As previously discussed, it is preferred that the auxiliary fuel tanks of the present invention be constructed of a material which would allow some deflection of the tanks during flight. To this end, it is believed that the use of a composite material other than an aluminum material may be preferred for constructing the tank sections. By way of example, the modular or segmented tank sections are preferrably prefabricated using composite materials of carbon fiber roving, triaxial glass fabric and glass cloth impregnated with a room temperature curing resin. This E-glass composite of glass and carbon impregnated resin offers many advantages as a composite construction material. It is extremely strong yet offers a certain degree of flexibility depending upon the percentage of carbon used. Additionally, it is an extremely lightweight material, accepts coloration easily, and is one of the more inexpensive composites. Production speeds may be greatly increased using E-glass and the manufacture of parts with no defects is highly reliable. Also, by way of example, the strongbacks of the present invention may be constructed of a composite material. Such material may include a graphite-hybrid composite including plies of glass and carbon. The addition of carbon provides a rigid, fatigue-resistant structure having increased flexural strength. The total weight of the strongback including fasteners could be under 25 pounds.
In addition to the foregoing, the fuel bladder of the present invention may be constructed of various materials which are not effected by the fuel contained therein and which are pliable and strong enough to insure that the fuel will not leak therefrom during operational conditions. Several types of bladder material which are believed to be acceptable for use include VITHANE, BTC-86. VITHANE is a product of Goodyear and is a polyurethane rubber material.

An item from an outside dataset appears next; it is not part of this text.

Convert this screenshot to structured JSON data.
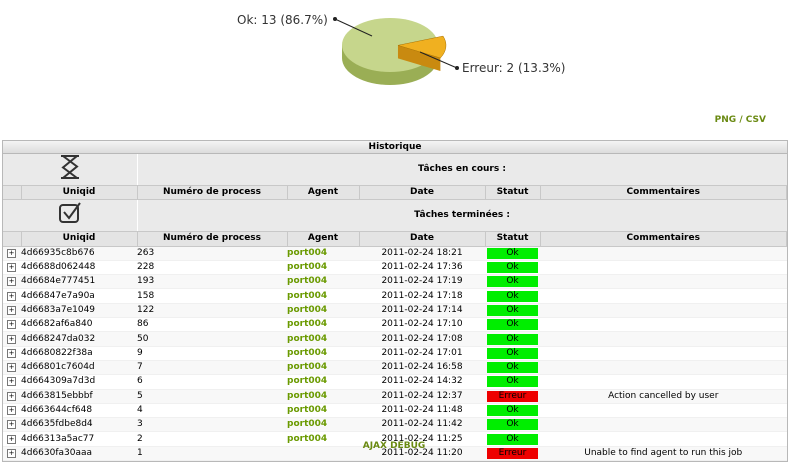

A possible bladder configuration would consist of a seamless and continuous underliner, a fuel barrier, a ply of nylon fabric and a seamless and continuous VITHANE outer ply thereby creating a 4-ply bladder which is extremely strong and lightweight.
As an alternative, the liner may consist of a 3-ply buildup of materials including an inner liner, a central thermosetting adhesive material and an outer ply utilizing a nitrile material.